**What you need to do**
Look through the lines below for the word "JSON", and copy every line that has it.

*** Opening Dataset excerpts ***

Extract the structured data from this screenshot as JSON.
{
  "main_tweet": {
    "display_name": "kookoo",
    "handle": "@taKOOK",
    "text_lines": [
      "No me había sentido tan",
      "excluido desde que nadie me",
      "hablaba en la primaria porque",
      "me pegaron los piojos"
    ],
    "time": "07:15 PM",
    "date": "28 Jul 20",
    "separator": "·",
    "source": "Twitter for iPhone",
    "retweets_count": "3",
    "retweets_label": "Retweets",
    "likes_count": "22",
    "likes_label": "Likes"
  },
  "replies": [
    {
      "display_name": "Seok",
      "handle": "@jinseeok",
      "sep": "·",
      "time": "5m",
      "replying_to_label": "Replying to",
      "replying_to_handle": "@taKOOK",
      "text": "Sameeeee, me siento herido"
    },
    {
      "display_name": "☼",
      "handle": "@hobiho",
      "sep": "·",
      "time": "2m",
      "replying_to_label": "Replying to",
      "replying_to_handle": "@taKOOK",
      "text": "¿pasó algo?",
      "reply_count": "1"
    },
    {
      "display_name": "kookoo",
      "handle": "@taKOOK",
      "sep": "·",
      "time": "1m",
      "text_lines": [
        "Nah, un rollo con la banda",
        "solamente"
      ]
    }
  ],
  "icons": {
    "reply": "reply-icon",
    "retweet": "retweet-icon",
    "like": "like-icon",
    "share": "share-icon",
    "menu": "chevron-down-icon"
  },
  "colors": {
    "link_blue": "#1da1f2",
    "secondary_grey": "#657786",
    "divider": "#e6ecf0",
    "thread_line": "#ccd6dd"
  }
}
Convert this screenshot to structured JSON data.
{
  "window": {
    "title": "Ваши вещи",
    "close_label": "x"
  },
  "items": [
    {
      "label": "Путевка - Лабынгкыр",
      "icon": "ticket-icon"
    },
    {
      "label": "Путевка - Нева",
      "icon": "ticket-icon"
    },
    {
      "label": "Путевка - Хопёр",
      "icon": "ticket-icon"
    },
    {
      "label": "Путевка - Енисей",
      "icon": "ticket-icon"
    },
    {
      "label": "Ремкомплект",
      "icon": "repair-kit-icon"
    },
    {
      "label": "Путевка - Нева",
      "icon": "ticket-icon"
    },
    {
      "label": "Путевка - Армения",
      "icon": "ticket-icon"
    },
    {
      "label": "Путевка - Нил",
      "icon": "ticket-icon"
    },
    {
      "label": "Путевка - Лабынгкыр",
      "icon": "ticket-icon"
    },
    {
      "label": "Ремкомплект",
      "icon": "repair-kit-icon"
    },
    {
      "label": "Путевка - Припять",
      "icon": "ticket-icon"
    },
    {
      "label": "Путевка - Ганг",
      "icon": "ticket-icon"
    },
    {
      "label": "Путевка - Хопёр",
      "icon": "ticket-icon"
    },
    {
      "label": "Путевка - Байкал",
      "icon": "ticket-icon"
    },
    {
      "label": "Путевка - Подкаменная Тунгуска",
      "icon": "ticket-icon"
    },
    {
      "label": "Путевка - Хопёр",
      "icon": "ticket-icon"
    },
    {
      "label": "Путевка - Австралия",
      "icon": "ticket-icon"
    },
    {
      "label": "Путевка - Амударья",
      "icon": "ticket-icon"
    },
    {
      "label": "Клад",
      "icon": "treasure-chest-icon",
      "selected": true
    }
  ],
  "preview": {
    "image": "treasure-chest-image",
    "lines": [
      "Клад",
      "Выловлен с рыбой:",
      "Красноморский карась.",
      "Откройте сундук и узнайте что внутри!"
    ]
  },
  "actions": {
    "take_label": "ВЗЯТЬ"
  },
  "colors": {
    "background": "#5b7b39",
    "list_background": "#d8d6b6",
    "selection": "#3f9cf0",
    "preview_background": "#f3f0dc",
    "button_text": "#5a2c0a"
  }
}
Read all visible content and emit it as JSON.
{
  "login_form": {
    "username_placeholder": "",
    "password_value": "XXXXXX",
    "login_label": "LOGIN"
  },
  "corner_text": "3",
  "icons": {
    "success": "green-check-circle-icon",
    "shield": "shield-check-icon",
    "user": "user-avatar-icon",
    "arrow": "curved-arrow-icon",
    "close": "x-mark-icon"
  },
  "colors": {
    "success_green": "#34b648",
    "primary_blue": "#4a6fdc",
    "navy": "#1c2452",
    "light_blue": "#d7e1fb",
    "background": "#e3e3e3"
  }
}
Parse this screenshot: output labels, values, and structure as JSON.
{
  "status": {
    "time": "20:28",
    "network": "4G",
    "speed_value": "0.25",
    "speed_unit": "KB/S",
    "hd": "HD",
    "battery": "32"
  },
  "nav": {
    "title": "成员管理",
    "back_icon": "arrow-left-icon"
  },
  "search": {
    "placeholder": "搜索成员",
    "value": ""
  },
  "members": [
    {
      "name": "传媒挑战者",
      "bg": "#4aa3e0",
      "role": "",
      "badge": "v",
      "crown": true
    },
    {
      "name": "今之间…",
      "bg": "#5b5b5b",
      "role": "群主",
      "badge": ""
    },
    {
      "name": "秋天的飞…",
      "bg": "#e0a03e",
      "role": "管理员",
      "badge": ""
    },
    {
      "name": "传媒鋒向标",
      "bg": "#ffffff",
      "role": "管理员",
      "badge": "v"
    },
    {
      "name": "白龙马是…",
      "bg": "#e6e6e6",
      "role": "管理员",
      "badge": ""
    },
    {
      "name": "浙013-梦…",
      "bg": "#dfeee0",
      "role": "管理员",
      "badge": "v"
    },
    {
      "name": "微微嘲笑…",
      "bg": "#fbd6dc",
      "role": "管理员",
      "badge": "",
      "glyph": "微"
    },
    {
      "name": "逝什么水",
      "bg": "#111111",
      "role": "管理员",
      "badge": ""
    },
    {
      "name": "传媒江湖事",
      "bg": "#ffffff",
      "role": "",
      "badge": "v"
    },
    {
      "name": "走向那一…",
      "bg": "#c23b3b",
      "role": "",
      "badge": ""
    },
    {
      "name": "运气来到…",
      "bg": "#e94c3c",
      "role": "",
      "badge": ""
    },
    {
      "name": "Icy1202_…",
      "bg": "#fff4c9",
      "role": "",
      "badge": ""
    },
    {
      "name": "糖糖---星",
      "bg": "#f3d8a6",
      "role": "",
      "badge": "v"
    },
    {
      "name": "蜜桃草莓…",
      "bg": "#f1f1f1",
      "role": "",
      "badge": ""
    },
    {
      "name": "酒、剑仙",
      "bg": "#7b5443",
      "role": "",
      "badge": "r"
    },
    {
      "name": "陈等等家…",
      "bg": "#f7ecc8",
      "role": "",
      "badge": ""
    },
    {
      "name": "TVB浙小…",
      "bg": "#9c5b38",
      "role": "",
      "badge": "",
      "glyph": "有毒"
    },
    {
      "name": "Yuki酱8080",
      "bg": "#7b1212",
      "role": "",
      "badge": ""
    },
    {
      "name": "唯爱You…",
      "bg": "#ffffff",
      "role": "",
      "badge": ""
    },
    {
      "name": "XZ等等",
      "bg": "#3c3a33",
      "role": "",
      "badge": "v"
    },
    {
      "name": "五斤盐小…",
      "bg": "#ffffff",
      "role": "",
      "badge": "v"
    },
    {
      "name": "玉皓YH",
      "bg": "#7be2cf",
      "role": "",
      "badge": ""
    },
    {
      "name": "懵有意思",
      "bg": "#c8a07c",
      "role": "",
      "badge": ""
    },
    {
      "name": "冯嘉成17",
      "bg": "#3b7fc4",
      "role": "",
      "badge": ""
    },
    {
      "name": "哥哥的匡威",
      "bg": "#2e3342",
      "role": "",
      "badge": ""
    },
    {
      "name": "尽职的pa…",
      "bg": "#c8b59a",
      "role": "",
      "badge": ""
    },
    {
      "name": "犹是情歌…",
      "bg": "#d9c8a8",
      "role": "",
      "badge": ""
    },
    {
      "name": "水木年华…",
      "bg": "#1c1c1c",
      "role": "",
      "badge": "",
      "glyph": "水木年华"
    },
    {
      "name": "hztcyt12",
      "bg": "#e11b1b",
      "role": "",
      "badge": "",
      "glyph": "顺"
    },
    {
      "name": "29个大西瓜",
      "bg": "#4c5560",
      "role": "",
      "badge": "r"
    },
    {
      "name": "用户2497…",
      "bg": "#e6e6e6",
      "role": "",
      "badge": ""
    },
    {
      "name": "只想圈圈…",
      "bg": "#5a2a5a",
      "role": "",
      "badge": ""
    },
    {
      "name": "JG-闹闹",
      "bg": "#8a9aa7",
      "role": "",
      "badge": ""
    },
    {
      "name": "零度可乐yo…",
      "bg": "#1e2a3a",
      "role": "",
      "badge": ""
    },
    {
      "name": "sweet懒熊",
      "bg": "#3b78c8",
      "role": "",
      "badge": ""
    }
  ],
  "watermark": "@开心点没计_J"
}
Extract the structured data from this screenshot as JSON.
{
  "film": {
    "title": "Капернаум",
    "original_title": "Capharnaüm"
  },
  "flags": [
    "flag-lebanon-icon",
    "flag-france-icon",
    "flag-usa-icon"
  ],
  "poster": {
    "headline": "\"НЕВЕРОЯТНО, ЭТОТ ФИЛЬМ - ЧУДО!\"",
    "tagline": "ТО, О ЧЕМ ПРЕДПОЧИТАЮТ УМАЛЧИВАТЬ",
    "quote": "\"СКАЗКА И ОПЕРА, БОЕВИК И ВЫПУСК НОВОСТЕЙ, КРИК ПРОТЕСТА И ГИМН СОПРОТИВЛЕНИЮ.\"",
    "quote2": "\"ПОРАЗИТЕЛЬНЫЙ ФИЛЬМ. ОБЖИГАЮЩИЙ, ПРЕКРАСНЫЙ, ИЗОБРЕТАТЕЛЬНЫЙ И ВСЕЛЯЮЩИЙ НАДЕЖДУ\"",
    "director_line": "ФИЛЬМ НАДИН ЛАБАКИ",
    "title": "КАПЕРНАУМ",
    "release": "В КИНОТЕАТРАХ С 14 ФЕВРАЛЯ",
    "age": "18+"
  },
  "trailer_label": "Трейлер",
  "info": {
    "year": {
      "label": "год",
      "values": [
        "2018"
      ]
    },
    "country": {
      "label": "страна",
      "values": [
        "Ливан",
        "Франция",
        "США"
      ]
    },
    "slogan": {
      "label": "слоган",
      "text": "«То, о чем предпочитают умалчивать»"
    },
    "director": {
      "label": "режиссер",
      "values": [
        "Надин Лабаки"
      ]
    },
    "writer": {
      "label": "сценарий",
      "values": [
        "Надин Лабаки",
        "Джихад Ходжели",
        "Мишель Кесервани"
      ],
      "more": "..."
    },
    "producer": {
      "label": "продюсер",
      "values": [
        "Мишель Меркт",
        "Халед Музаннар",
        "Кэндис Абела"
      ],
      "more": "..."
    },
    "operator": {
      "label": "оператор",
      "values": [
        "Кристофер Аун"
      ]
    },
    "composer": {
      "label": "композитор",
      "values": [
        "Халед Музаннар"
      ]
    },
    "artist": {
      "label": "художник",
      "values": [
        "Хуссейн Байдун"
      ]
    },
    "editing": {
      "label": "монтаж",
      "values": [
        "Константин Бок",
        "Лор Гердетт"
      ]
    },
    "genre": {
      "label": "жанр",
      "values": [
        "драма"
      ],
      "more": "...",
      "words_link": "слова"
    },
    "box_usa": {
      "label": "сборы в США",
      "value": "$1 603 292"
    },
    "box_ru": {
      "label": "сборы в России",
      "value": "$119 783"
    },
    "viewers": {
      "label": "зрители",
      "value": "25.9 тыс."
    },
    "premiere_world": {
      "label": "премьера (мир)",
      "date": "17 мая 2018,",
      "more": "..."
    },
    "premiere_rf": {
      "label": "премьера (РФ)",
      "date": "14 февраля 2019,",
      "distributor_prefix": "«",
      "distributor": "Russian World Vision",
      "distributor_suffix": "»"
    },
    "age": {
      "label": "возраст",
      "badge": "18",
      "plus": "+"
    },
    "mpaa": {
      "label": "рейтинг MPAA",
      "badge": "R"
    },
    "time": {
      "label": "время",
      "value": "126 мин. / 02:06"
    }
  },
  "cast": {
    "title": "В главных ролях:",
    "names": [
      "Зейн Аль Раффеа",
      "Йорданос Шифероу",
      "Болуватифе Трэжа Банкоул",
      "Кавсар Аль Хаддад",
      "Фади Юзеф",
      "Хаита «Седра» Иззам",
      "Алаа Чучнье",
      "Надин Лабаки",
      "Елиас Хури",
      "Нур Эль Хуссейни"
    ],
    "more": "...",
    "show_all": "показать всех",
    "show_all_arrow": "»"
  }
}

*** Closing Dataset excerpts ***

**Solution to this problem**
Extract the structured data from this screenshot as JSON.
Convert this screenshot to structured JSON data.
Read all visible content and emit it as JSON.
Parse this screenshot: output labels, values, and structure as JSON.
Extract the structured data from this screenshot as JSON.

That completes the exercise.